Worldviews can be tricky – especially for young people. A teen might honestly believe he or she has a Christian worldview while actually having a different one entirely. So what are some popular worldviews? Christian, Deism, Naturalism, Nihilism, New Age, Postmodern, Humanism, Islamic and many more are the worldviews your children may be adopting.

So how do you know if your children have a Christian – or as some call it – a biblical worldview? Definitions vary slightly, but most would agree that someone who truly has a Christian or biblical worldview has the following beliefs:

  1. Absolute moral truths exist
  2. Moral truths are defined by God in the Bible
  3. Jesus is the son of God and lived a sinless life
  4. God is the Creator, all powerful and all knowing and is still active in the world today
  5. Christians are commanded to share their faith with others
  6. The Bible is true, reliable and accurate in its teachings
  7. Salvation cannot be earned, but is a gift from God
  8. Baptism by immersion is necessary for the forgiveness of sins and to receive the gift of the Holy Spirit
  9. Satan is real

Do you know whether or not your children believe these statements? If they don’t, you have a short amount of time to teach them and mentor them. Most scholars believe a person’s worldview is set before adolescence and is pretty difficult to change after the early adult years. Make sure your kids aren’t accepting a worldview that isn’t Christian or biblical. If all the philosophical conversations they are having are at school or with peers, they may be developing a worldview that will ultimately destroy their faith.

Can Arts and Crafts Make Christian Parenting Easier?

Wouldn’t it be nice if Christian parenting were easy? If you could just snap your fingers and rest assured that your children would be faithful, productive Christians as adults? Life would be so much better! Unfortunately, living in a fallen world means nothing is easy. There are things you can do, however, that will make your Christian parenting more effective and thereby, a bit easier.

Effective Christian parenting requires spending a lot of quality time with your kids. If you are all just looking at your phones and IPads though, not much of consequence is happening. You don’t want to lecture your kids, so what are some things you can do with them that help teach them some important Christian life skills and work on Christian character traits?

Surprisingly, one of the best choices is rather old school. Arts and crafts provide lots of benefits for you and your children. Crafting has been found to reduce tension, edginess and anxiety by 50%. What family couldn’t use something that made everyone a bit calmer?!

Even better, doing arts and crafts projects can help your kids work on their patience and perseverance. If you and your children are working on a project that takes a lot of effort or multiple sessions to complete, it can also help them develop a strong, biblical work ethic.

One study found that happiness results from feelings of being able to do things independently, becoming competent at something and doing things with others. Family arts and crafts projects can provide those elements. Yes, Christianity focuses on the joy that is found in Christ regardless of our circumstances, but it’s okay to have a little healthy happiness in your home, too.
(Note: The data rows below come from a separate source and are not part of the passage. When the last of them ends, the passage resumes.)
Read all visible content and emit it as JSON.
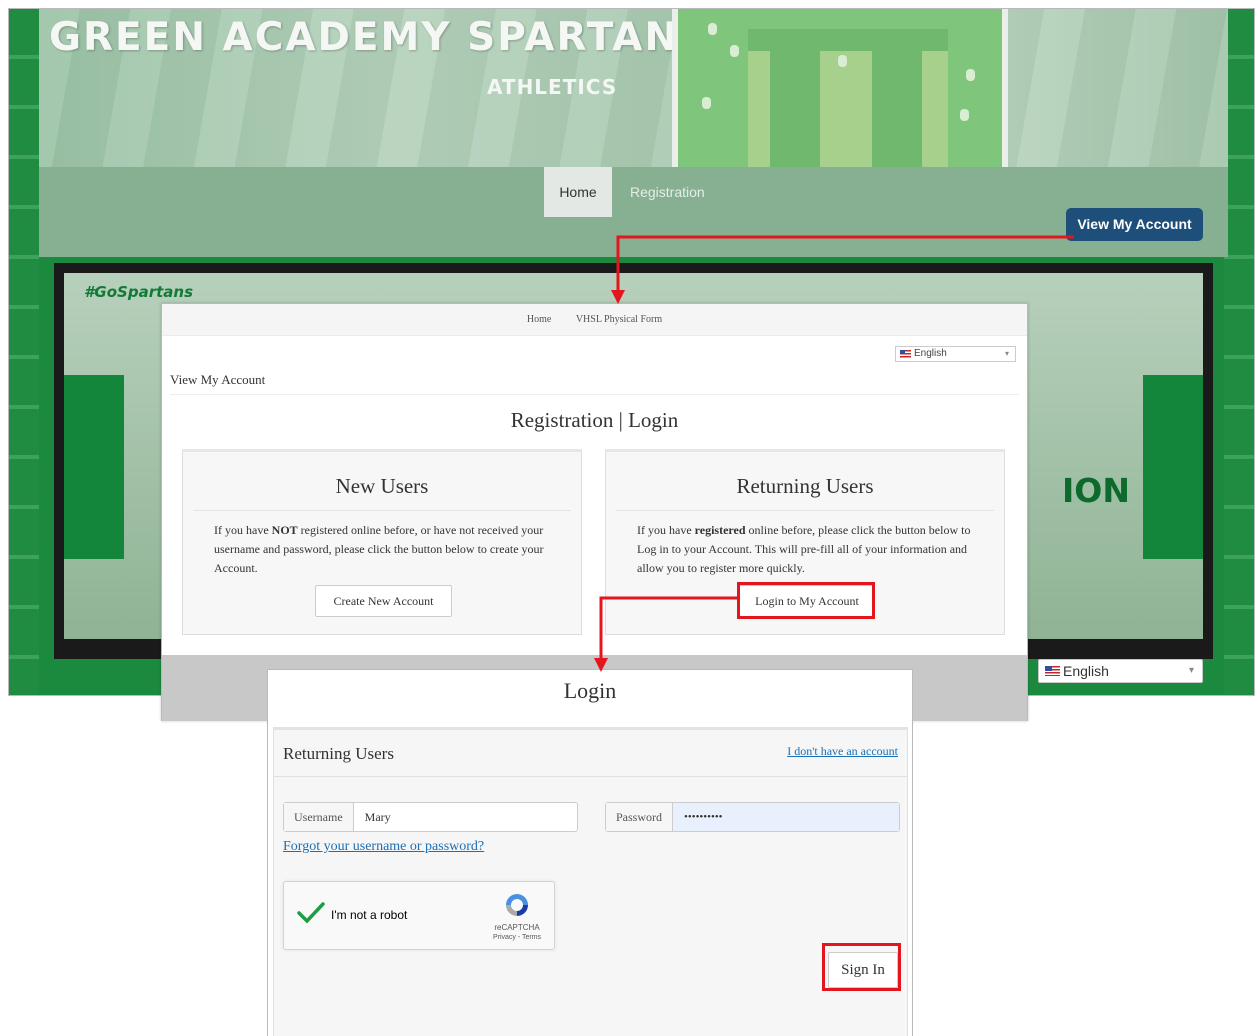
{
  "site": {
    "banner_title": "GREEN ACADEMY SPARTANS",
    "banner_subtitle": "ATHLETICS",
    "nav": {
      "home": "Home",
      "registration": "Registration"
    },
    "view_account_button": "View My Account",
    "hero_hashtag": "#GoSpartans",
    "hero_fragment": "ION",
    "language": "English"
  },
  "registration": {
    "topnav": {
      "home": "Home",
      "physical_form": "VHSL Physical Form"
    },
    "language": "English",
    "breadcrumb": "View My Account",
    "heading": "Registration | Login",
    "new_users": {
      "title": "New Users",
      "text_before": "If you have ",
      "text_bold": "NOT",
      "text_after": " registered online before, or have not received your username and password, please click the button below to create your Account.",
      "button": "Create New Account"
    },
    "returning_users": {
      "title": "Returning Users",
      "text_before": "If you have ",
      "text_bold": "registered",
      "text_after": " online before, please click the button below to Log in to your Account. This will pre-fill all of your information and allow you to register more quickly.",
      "button": "Login to My Account"
    }
  },
  "login": {
    "title": "Login",
    "panel_heading": "Returning Users",
    "no_account_link": "I don't have an account",
    "username_label": "Username",
    "username_value": "Mary",
    "password_label": "Password",
    "password_value": "••••••••••",
    "forgot_link": "Forgot your username or password?",
    "recaptcha": {
      "label": "I'm not a robot",
      "brand": "reCAPTCHA",
      "terms": "Privacy - Terms"
    },
    "sign_in_button": "Sign In"
  },
  "annotation": {
    "highlight_color": "#e3161d"
  }
}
Want to really up your Christian parenting game? Find arts and crafts projects that can also be used to serve others. Find ways to share your faith and encourage those who receive your finished projects. Your kids will find meaning and purpose as they grow to better understand the mission and ministry God has planned for them.

Don’t have a lot of money for supplies? Check out coupons for craft stores and yard sales. Find someone who already participates in the art or craft in which you are interested and see if they have some extra supplies they would be willing to give your kids. (Word to the wise. Don’t spend a ton of money on supplies for any one art or craft category until you are sure your kids are definitely going to pursue it long term! There are lots of ways to try a new craft without purchasing every possible supply. Kits are often a good way to experiment without a huge investment.)

Have fun with it. Set aside special times where everyone works on projects together or does a family project. Who knows? It really may make your Christian parenting job a bit easier!